Stability of electrolyses: It has been established that pH is
an important parameter influencing the performance of vat dyes reduction
(Etters and Hou, 1991). In conventional reduction, this parameter must
be constantly controlled. The reaction below shows that the decomposition
of dithionite generates a decrease of the pH values which can cause some
Previous studies have shown that the fall of pH below 13 units causes
disturbances in the electrochemical reaction and the formed iron complex
becomes unstable, which negatively affects the colour intensity (Bechtold
et al., 1993). In this study, we fixed the pH values around 13.
Figure 3 shows that pH was more stable in the electrochemical
process than in the conventional one.

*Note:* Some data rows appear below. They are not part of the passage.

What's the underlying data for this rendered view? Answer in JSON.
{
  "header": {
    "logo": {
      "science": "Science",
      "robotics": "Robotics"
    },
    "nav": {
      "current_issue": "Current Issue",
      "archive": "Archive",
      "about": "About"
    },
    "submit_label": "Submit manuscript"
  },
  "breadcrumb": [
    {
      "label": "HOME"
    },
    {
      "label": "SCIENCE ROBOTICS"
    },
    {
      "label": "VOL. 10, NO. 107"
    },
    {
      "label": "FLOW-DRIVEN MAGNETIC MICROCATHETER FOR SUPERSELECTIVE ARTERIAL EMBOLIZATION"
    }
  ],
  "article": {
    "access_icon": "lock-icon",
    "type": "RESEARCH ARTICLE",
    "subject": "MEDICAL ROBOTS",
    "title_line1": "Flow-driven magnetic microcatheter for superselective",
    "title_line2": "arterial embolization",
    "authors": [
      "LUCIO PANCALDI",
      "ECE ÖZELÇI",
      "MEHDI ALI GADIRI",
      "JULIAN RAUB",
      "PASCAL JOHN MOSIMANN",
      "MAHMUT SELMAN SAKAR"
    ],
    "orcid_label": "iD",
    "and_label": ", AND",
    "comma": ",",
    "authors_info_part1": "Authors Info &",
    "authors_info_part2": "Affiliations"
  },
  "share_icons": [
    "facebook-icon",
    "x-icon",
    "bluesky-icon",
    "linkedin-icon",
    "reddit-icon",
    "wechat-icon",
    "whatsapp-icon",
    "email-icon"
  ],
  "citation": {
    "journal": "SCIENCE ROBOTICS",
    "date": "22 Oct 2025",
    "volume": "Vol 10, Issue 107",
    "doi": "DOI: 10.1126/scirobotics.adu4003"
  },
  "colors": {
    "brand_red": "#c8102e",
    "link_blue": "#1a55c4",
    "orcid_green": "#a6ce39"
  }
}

Hence, there is no need for the
addition of alkali during electrolyses.
Colour evaluations: We compared the electrochemical dyeing carried
out earlier under the previously-fixed conditions, to conventional dyeing

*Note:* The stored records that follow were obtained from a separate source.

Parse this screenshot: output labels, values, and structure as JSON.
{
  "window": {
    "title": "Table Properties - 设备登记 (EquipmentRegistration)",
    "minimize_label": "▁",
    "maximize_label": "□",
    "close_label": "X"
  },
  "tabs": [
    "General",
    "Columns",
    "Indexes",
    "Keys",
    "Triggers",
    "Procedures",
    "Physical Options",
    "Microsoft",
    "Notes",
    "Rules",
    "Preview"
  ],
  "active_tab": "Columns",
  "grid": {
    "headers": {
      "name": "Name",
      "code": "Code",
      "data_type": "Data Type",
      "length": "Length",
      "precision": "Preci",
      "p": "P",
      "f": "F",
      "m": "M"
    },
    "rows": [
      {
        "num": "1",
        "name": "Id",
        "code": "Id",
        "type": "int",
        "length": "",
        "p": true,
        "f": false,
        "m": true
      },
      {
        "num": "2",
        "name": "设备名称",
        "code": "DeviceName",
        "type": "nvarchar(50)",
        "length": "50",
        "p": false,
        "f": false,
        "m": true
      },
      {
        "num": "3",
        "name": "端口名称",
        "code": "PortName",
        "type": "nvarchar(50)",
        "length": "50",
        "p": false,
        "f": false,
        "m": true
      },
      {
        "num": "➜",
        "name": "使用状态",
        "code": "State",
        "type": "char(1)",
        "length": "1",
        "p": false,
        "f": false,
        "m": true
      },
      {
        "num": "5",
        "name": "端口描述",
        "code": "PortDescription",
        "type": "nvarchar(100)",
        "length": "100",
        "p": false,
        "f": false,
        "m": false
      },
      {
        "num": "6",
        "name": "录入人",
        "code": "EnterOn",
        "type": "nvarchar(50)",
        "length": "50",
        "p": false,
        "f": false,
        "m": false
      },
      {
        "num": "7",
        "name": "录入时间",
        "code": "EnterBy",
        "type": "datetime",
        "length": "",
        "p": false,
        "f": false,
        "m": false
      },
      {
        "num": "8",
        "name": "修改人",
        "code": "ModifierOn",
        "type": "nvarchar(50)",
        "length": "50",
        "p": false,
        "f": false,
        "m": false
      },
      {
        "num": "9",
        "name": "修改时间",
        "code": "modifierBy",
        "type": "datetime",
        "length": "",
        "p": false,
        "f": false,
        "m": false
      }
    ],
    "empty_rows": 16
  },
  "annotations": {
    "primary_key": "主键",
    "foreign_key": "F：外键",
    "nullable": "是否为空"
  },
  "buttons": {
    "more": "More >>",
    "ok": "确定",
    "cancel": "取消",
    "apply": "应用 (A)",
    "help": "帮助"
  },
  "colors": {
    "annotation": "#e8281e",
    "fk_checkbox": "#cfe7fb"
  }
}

according to technical instructions. Table 5 gives coordinated
CIELab and K/S value for all experiments. The electrochemical
process is referred to as E whereas the conventional process is referred
to as S. These results show that the colour depth and shade for a same
dye concentration are not greatly different, especially for clear and
Dye bath pH evolution with varying dye concentration
and reduction process (Standard: S; electrochemical: E) with Vat Bleu
Fastness results: Indigo is known for a good level of fastness.
The way of application of the dye and the presence of foreign substances
(triethanolamine for example) can influence the quality of fastness (Francolor,
2006; Son et al., 2004).
Samples dyed with the indirect electrochemical dyeing technique were
tested for wet and dry rubbing fastness, washing fastness and light fastness.
The results are shown in Table 6.
Compared to conventionally dyed samples obtained using sodium dithionite
as a reducing agent, all the fastness properties appear to be equal.
||Comparison between electrochemical (E) and conventional
(S) fastness properties
These results show that the electrochemical
technique does not deteriorate the intrinsic properties of indigo.
The main beneficial results of the above study can be summarized
||The iron TEA complex can be used in the alkaline solution
to accomplish an indirect reduction of Vat Blue 1 under galvanostatic
||Electrolyses achieved with cheap electrodes and carried out at room
temperature present good faradic yields.
||Potentiometry at an imposed current, tested for the first time,
represents an efficient tool to control dye reduction.
||Dyed samples with an indirect electrochemical dyeing technique show
dyeing results and fastness properties similar to those achieved with
These results offer new prospects for the electrochemical reduction of